For an animal considered Man's best friend, and loyal as can be, dogs don't tend to rank as "overt" Christian symbols. To tell you the truth, dog references in the Bible usually tend to be negative; hence, the surprise expressed by the Priest. Later on, the Priest discovered what this little piece of graffiti actually meant:
As a Dog to his Master...I will be Faithful
I'm a dog-person, so it is indeed a fitting reflection of so intimate a relationship between Man & God. Intelligent and gifted as the dog is, it is also capable of great servitude, submission and loyalty. And just as we are gifted, beautifully-made, with eternity imbued in our hearts....even with all that, we pale in comparison to our Maker, and we ought to seek Him out each and every day.

So, that is my little prayer for today,
That as a Dog unto his Master, I too will be Faithful.

God Bless

Monday, January 16, 2012

New Year, New Beginnings, New Internship

It's been a happy start to the year 2012. Well, contrary to the naysayers' dire predictions, the world is still here, resilient as ever; and she isn't skipping a bit, 'cause there certainly is a lot of stuff that needs to get done.
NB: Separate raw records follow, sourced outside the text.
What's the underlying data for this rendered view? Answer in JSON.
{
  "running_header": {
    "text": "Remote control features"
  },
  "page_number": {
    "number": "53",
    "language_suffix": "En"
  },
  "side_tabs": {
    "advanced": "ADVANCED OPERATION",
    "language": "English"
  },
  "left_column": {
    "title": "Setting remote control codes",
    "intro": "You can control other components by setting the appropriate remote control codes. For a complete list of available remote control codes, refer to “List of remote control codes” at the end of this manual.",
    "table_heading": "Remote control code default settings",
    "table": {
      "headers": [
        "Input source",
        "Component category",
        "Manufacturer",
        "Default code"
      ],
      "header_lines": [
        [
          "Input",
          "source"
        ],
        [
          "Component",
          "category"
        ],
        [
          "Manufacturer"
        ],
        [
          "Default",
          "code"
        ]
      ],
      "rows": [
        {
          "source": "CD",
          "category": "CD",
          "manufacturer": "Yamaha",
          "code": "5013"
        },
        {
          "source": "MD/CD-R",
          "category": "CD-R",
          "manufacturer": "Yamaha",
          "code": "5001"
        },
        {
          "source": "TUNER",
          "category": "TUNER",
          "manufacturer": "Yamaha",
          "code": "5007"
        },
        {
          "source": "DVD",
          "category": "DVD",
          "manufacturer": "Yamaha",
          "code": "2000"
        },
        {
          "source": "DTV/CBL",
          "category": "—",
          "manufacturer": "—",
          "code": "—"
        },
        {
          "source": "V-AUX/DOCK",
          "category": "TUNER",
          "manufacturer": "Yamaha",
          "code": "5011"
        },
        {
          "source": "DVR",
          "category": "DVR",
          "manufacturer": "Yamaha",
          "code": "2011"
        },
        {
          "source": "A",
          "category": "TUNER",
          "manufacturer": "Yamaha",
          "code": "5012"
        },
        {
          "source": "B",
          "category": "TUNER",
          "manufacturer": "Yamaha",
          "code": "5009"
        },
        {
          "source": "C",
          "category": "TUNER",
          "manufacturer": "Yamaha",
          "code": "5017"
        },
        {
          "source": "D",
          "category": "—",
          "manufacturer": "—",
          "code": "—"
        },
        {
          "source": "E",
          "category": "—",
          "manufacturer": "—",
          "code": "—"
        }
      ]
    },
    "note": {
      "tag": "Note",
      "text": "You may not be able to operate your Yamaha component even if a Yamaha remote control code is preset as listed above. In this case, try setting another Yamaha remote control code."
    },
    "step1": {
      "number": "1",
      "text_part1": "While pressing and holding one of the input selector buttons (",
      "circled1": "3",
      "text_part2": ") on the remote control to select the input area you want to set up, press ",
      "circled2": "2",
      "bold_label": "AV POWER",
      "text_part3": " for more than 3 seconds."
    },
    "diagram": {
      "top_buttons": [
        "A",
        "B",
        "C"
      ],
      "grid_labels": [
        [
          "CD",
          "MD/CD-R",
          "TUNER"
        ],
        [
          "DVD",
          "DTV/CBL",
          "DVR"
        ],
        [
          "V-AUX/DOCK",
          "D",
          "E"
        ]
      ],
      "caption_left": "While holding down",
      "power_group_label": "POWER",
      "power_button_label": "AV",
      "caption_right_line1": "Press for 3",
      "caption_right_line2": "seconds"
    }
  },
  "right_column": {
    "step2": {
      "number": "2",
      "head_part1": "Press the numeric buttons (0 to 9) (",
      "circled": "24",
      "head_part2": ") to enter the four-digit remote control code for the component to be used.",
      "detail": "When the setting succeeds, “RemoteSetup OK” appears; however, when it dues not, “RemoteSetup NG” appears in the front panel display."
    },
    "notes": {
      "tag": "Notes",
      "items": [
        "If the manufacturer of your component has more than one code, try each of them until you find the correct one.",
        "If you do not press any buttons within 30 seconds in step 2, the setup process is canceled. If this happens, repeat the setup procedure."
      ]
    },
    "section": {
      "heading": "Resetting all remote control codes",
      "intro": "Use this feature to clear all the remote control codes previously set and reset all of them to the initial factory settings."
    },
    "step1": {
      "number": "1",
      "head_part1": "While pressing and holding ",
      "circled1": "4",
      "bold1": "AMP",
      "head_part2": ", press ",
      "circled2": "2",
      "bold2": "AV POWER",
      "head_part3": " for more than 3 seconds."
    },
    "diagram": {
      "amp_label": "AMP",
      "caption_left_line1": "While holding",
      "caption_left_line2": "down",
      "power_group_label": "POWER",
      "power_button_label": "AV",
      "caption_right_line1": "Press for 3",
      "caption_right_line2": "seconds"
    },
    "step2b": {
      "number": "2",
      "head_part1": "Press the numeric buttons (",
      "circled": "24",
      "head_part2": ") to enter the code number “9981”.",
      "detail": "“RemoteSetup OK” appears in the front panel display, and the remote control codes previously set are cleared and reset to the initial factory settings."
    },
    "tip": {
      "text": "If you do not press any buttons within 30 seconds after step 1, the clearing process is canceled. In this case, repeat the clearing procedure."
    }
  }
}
To ring in my New Year (almost literally), which is also my last year of Medical School, I have started my  "internship" (more like an Externship) at our WMC's First Affiliated hospital, and that's going great thus far. The first 2 weeks were spent by my group-mate (Jean) and I in the Emergency Department. This is certainly not a department for a rookie; you constantly feel like you're out of your league. The gist of this department is that most patients who walk in have about 2-3 comorbidities, so it's like being in a sinking ship and you're stuck trying to plug the biggest hole....just so you can get down to sealing the other holes.

I remember one patient we came across. He had a history of hypertension, diabetes, coronary artery disease...and Gout to round things off. With the restricted diet that he'll have to endure, I'm sure life won't be so much of a pleasure...at least he seemed to think so.

Lest you think the hospital is a deluge of patients (let's face it, this is China), we are presented with a rather peculiar Chinese condition - The Chinese Lunar New Year. It is not considered lucky to celebrate the New Year in the confines of the hospital, so people are clearing out of the hospital like 'hot-cakes'. So a lot of departments, even the Emergency Department should see a reduction in patient numbers (Amen!)

This situation is quite the conundrum, because as an Intern, I need the experience and the "sick people" :) Anyway, I think I'll survive. I'm currently in Orthopaedics, and some of the patients today were "seasonal injuries" - meaning they were cleaning the house, slipped and fractured something. The way my mentor talked about it, you'd think it was regular as rain (working here for 16 years, he probably knows best).

Anyway, 2012 is scheduled to be a great year for the Araos. Last year for my mother at Daystar University before she retires (since '87...WOW!), my eldest brother is having his 2nd child, and my other elder brother is getting married, plus this could be the time my elder sister comes back home (wider meaning = "Africa" or "Kenya"); this hardly compares, but I am helping out with my hospital's website during my free time, something I've wanted to do for them ever since they welcomed me warmly in 2009; glad I get to give something back.

Well, just a short intro of what's in store.
God Bless us all, come what may.